  • If you skip the DC jack and connect 7.5VDC or more directly into the Vin pin (and GND-to-GND), the power is applied to the main voltage regulator (no protective diode, so get your polarity right), and out comes a clean 5VDC. That 5VDC goes to the ATmega and to the 5VDC pin. You can draw power from there. It also powers a second voltage regulator on the FTDI chip, offering access to 3.3VDC on that pin.

  • If you skip the DC jack and the Vin pin, and proceed to connect a clean 5VDC or more to the 5VDC pin (and GND-to-GND), the power goes straight to the ATmega. It also powers a second voltage regulator on the FTDI chip, offering access to 3.3VDC on that pin. Nothing available on Vin.

  • If you skip the DC jack and the Vin and 5VDC pins, and proceed to connect a USB cable, that power goes straight to the ATmega. It also powers a second voltage regulator on the FTDI chip, offering access to 3.3VDC on that pin. Nothing available from the Vin pin, but the USB's 5VDC is ready for your use on the 5VDC pin.

  • On 5VDC varieties of the Arduino, there is no way to feed 3.3VDC into the board and expect anything useful to happen.

Grumpy's right, in that you're mixing voltage and current. Think of a road going up a hill. If you pour water into the road at the top of the hill (the 8VDC jack), current flows down the whole hill. If you pour water into the road at a lower point (the 5VDC pin), then the upper hill stays dry and the rest of the hill below your bucket will have current flowing. Whether it's your water or the city's water is besides the point.

ok. I wasn't mixing up current and voltag,e I guess I was mixing up conventional current and.. normal? current.

So if I have a voltmeter and I check it across two pins, say pin A and B, black on pin B and red on pin A and the voltmeter reads 5V, does that mean I connect B to arduino's gnd and A to arduino's +5?

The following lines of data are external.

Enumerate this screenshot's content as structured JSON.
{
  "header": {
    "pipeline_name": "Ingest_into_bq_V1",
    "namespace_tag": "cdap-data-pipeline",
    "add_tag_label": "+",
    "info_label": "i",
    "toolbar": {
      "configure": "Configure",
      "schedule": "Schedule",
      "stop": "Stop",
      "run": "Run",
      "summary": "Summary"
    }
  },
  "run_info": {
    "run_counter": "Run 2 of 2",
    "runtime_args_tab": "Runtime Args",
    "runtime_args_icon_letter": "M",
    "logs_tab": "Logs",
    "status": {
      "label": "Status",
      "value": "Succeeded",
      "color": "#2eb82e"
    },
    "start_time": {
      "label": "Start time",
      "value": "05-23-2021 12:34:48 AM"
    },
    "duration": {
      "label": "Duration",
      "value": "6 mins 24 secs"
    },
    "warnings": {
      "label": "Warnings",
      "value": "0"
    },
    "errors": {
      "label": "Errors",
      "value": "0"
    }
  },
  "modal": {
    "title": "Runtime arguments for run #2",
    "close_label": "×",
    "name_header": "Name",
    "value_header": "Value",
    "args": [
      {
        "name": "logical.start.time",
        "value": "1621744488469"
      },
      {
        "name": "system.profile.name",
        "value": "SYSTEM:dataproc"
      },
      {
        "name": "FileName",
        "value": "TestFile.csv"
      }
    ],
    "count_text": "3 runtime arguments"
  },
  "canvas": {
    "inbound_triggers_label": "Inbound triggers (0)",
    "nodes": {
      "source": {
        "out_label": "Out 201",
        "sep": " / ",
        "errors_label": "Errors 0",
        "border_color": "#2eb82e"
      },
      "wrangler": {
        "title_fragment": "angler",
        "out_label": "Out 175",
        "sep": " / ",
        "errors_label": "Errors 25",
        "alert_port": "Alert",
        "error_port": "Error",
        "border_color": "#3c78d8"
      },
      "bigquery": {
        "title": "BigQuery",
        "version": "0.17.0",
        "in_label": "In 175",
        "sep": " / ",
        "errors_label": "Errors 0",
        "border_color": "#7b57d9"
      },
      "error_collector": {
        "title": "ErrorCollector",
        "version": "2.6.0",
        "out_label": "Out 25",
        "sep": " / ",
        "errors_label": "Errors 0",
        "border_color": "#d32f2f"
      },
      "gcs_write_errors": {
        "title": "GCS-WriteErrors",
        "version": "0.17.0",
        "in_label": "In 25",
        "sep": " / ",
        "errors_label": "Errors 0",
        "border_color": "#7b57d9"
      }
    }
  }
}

I guess I was mixing up conventional current and.. normal? current.

Conventional current flows from positive to negative. Electron flow goes from negative to positive. But it is all still a flow, voltage is a force like pressure, current is a flow like water.

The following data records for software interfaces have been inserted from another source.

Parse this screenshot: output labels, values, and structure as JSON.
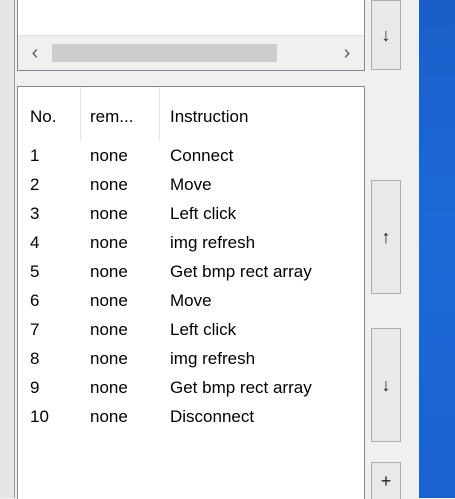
{
  "top_panel": {
    "scroll_left_glyph": "‹",
    "scroll_right_glyph": "›"
  },
  "list": {
    "headers": {
      "no": "No.",
      "rem": "rem...",
      "instruction": "Instruction"
    },
    "rows": [
      {
        "no": "1",
        "rem": "none",
        "instruction": "Connect"
      },
      {
        "no": "2",
        "rem": "none",
        "instruction": "Move"
      },
      {
        "no": "3",
        "rem": "none",
        "instruction": "Left click"
      },
      {
        "no": "4",
        "rem": "none",
        "instruction": "img refresh"
      },
      {
        "no": "5",
        "rem": "none",
        "instruction": "Get bmp rect array"
      },
      {
        "no": "6",
        "rem": "none",
        "instruction": "Move"
      },
      {
        "no": "7",
        "rem": "none",
        "instruction": "Left click"
      },
      {
        "no": "8",
        "rem": "none",
        "instruction": "img refresh"
      },
      {
        "no": "9",
        "rem": "none",
        "instruction": "Get bmp rect array"
      },
      {
        "no": "10",
        "rem": "none",
        "instruction": "Disconnect"
      }
    ]
  },
  "buttons": {
    "top_down": "↓",
    "move_up": "↑",
    "move_down": "↓",
    "add": "+"
  }
}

and the voltmeter reads 5V

Assuming the +ve lead of the voltmeter is on A and the negative on B then yes.

Yeah ok that's what I meant by red/black. Thanks, I just need to learn to completely ignore electron flow.

ok question.

I don't have a multimeter but I know that this thing won't pump out more than 5 v (so it's safe for my device)

I connected analog pin 5 to a pulldown 10k, then a wire to touch around. here's what I'm running.

#define IN_PIN  5
int val;
void setup() {
  Serial.begin(9600); 
}

void loop() {
  val = analogRead(IN_PIN);    // read the value from the sensor
  Serial.println(val);
  delay(200);
}

it sits at 0, and I start touching it to terminals on the controller I want to interface to. One side of the button I get a reading of ~550 which I presume is 2.5V since 5V is 1023. Other side I get 0. Does that mean if I were to connect 2.5V to the ground side of the switch it's as if I pressed the button, or do I need to take other things into consideration?

also, with a 5v source how can I bring it down to about 2.5 volts to set off this button. I am guessing I would need ot know the resistance of whatever this terminal connects to and put in an appropriate (i.e. matching) resistor so half the voltage drop is on this resister. is this correct?

Thanks

oh I guess I would use a voltage divider. It's been a while since I took a circuits class...

does this look right?

if I have 5in and want 2 out I need 2 resisters in series, 5 v to ground. then between the two I'll solder a wire for Vout, which should match the voltage drop for each resistor. I also think I want a higher resistance resistor for both to lower power consumption.